Katherine said...

Interesting indeed. You have once again beaten me to it in discussing this topic, which has been foremost in my mind for the last few months. So hopefully you won't object to my discussing some of my discoveries on the subject of doubt.

"I think there is no suffering greater than what is caused by the doubts of those who want to believe. I know what torment this is, but I can only see it, in myself anyway, as the process by which faith is deepened. A faith that just accepts is a child's faith and all right for childre, but eventually you have to grow religiously as every other way, though some never do." -Flannery O'Connor, The Habit of BeingFor my part, I finally, after a deal of struggle and anguish of mind, reached the same conclusion you have, a couple of months ago, and felt inexpressible relief in it. Hurrah. I'm allowed to doubt. It's even good for me (eventually, if I follow it through with enormous care). And I know that, despite the pain it has caused me in its time, I would never go back even if I could. The gold amongst my faith is definitely emerging the brighter for being put through the fire.

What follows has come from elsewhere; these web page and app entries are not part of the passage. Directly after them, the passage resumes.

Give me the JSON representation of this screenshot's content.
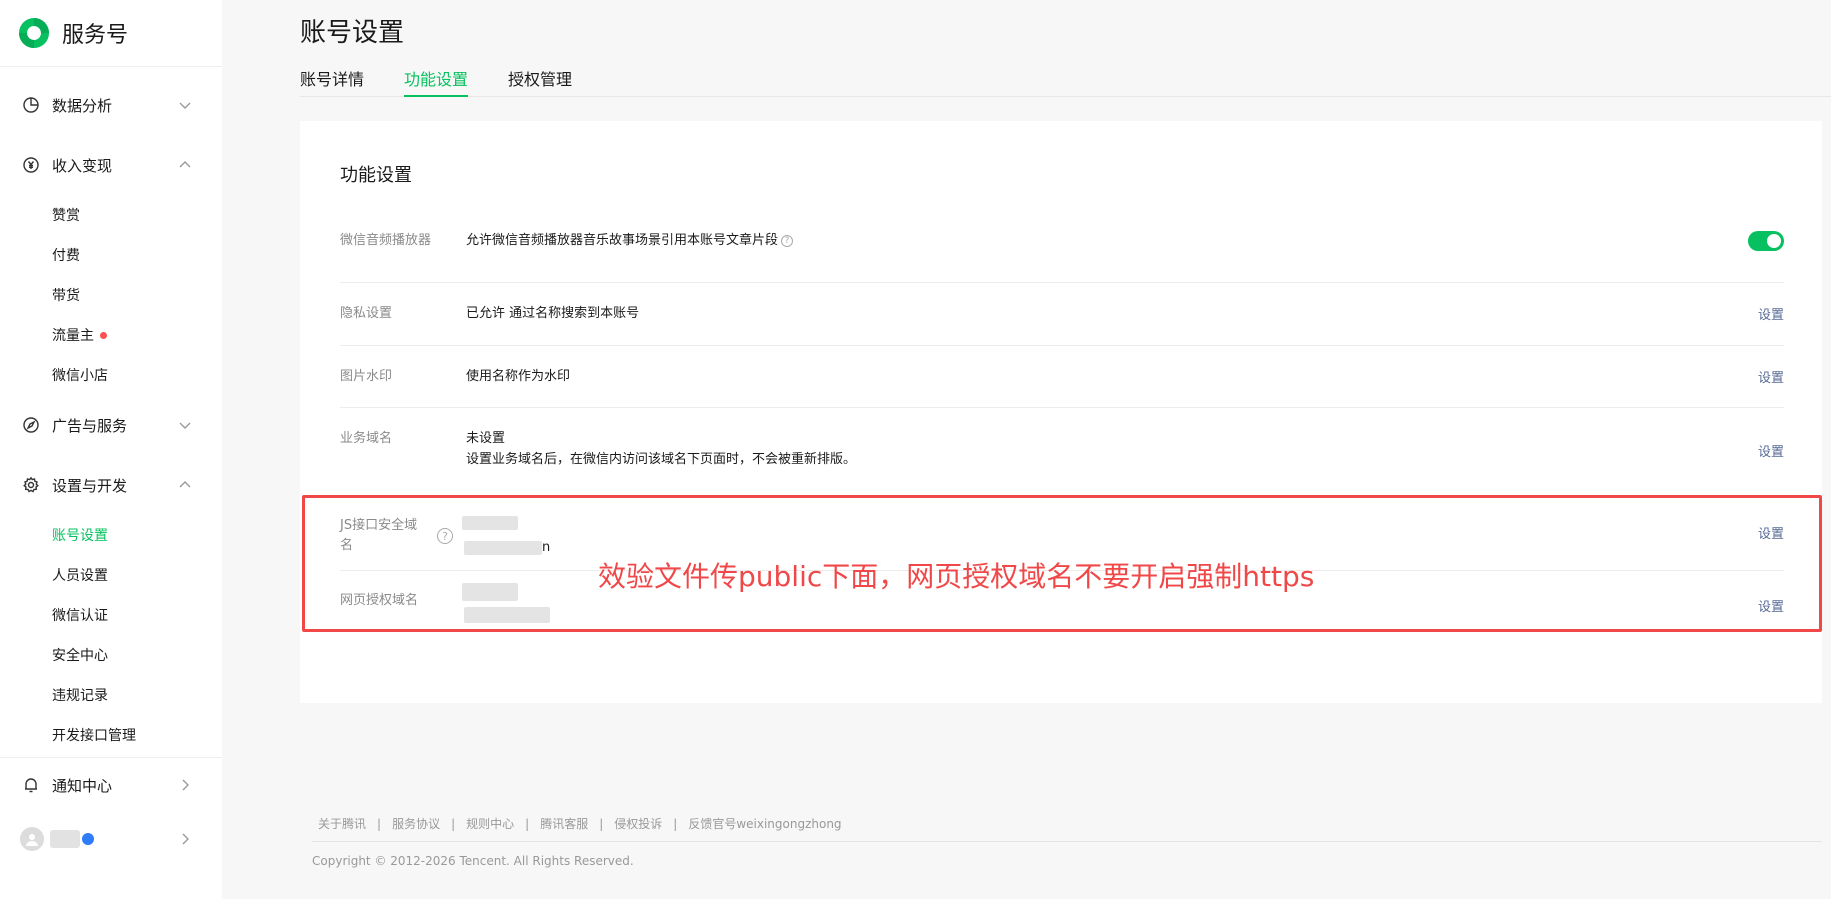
{
  "sidebar": {
    "brand": "服务号",
    "groups": {
      "data_analysis": "数据分析",
      "monetization": "收入变现",
      "ads": "广告与服务",
      "settings_dev": "设置与开发",
      "notifications": "通知中心"
    },
    "monetization_items": [
      "赞赏",
      "付费",
      "带货",
      "流量主",
      "微信小店"
    ],
    "settings_items": [
      "账号设置",
      "人员设置",
      "微信认证",
      "安全中心",
      "违规记录",
      "开发接口管理"
    ]
  },
  "page": {
    "title": "账号设置",
    "tabs": [
      "账号详情",
      "功能设置",
      "授权管理"
    ],
    "active_tab": "功能设置"
  },
  "card": {
    "title": "功能设置",
    "rows": {
      "audio": {
        "label": "微信音频播放器",
        "value": "允许微信音频播放器音乐故事场景引用本账号文章片段",
        "toggle_on": true
      },
      "privacy": {
        "label": "隐私设置",
        "value": "已允许 通过名称搜索到本账号",
        "action": "设置"
      },
      "watermark": {
        "label": "图片水印",
        "value": "使用名称作为水印",
        "action": "设置"
      },
      "biz_domain": {
        "label": "业务域名",
        "value": "未设置",
        "desc": "设置业务域名后，在微信内访问该域名下页面时，不会被重新排版。",
        "action": "设置"
      },
      "js_domain": {
        "label": "JS接口安全域名",
        "value_tail": "n",
        "action": "设置"
      },
      "oauth_domain": {
        "label": "网页授权域名",
        "action": "设置"
      }
    }
  },
  "annotation": "效验文件传public下面，网页授权域名不要开启强制https",
  "footer": {
    "links": [
      "关于腾讯",
      "服务协议",
      "规则中心",
      "腾讯客服",
      "侵权投诉",
      "反馈官号weixingongzhong"
    ],
    "copyright": "Copyright © 2012-2026 Tencent. All Rights Reserved."
  },
  "colors": {
    "accent": "#07c160",
    "link": "#576b95",
    "annotation": "#f04848"
  }
}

Just last night, for example, I found myself doing something I'd never allowed myself or in fact been tempted to do before: I really considered the possibility that maybe we're even wrong about God's goodness. That was a horribly bleak place to be, which I couldn't stand for long, but the relief I felt in restating my belief in His goodness, having once actually held it up for examination and chosen to hold onto it, was overwhelming. It's been the same with every facet of belief that I have decided to take hold of from amongst the broken pieces of my old faith - they are so much dearer to me now. And the concept of trust takes on a whole new meaning with every new step. Heh, not that I've managed to bring many of my doubts to closure in a single evening, apart from last night.

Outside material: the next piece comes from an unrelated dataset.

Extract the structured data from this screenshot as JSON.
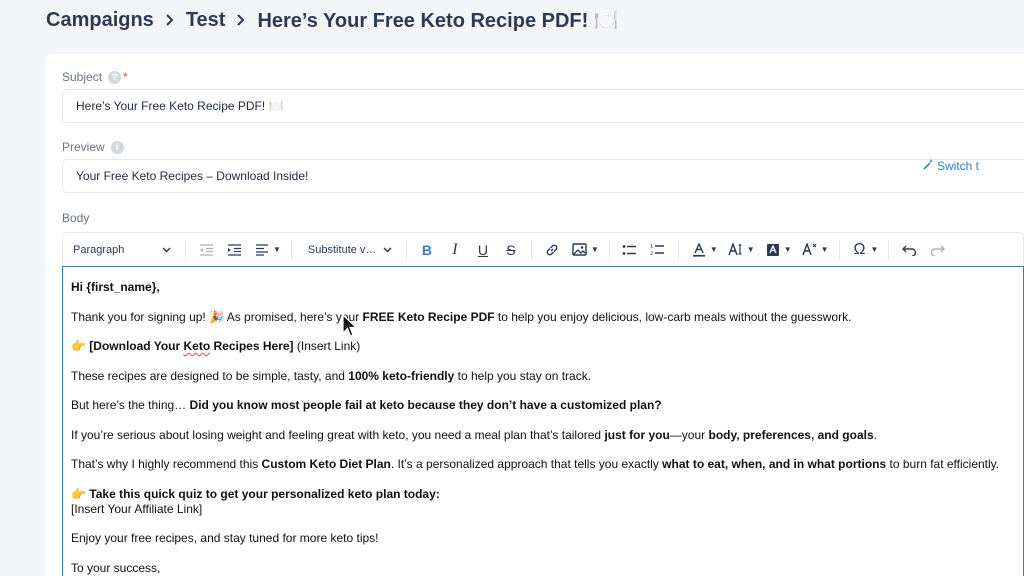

Kelly James Clark (a philosophy professor :)) gives a good treatment of this whole topic in chapter 6 of his book 'When Faith is Not Enough', which I am currently reading. He distinguishes between 'the doubt that comes from belief' and 'the doubt of unbelief', and quotes Tennyson: 'There lives more faith in honest doubt,/ Believe me, than in half the creeds.' And he also prescribes that 'Christians beset with debilitating doubt should act on what they do believe.' These thoughts have helped me. Though I might observe that it is not a book for the faint-hearted, as it also probes lots of issues to do with suffering and, you know, death and despair and the whole works - rather dangerous for moody people like me. I'm hoping it'll end on a somewhat happier note. Also I don't agree with everything he says. But that is all by the bye. Another one that's been helpful is Philip Yancey's 'Reaching For the Invisible God', which is also necessarily melancholic but ultimately uplifting.

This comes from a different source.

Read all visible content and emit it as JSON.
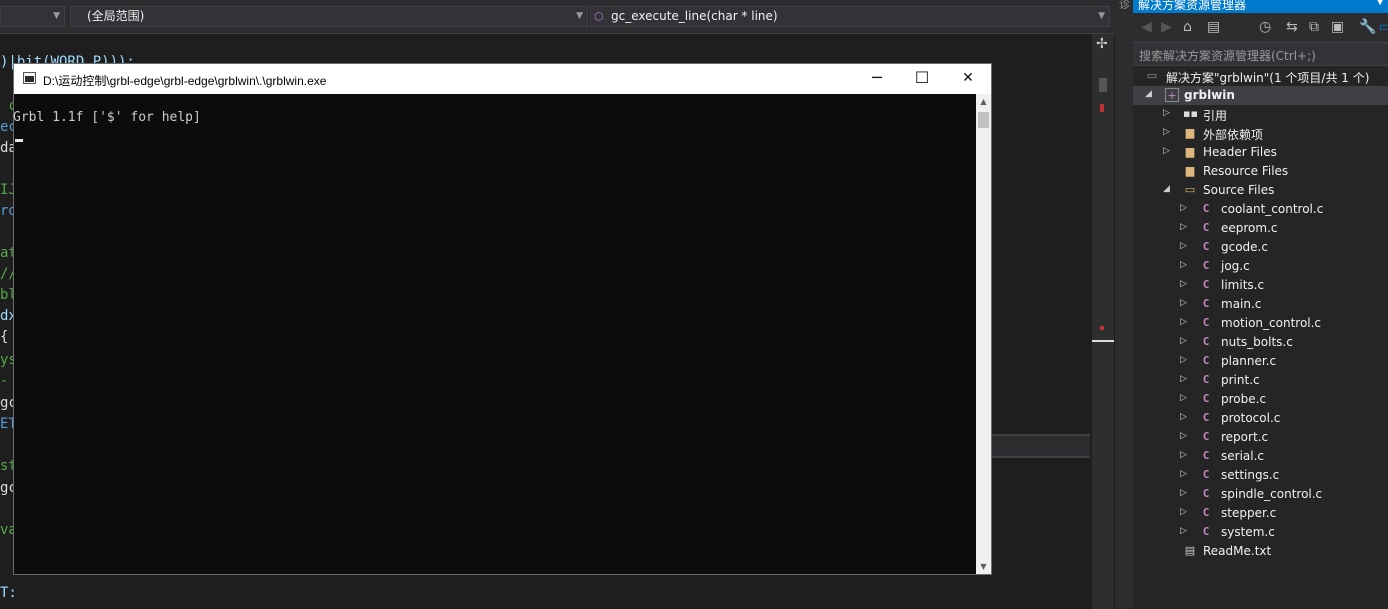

Another thing I've observed, however, that's not so good, is that I feel somewhat isolated from the rest of the church, let alone the rest of the population, now that I've begun down this path. Perhaps I will find that this is something I can remedy myself in time. But for the time being it feels very much as though there is only a very small group of people, such as yourself, who can identify with this stuff, and whom I could ever discuss it with. It's like I've crossed a line that effectively separates me, at a very deep level, from many of my closest friends, and my family, as I've mentioned before.

Hm, well that's enough for starters. I could of course go on and on, but shan't, since it's your post after all :) Have a pleasant day.

Fraser Dron said...

We could always start a new denomination... :P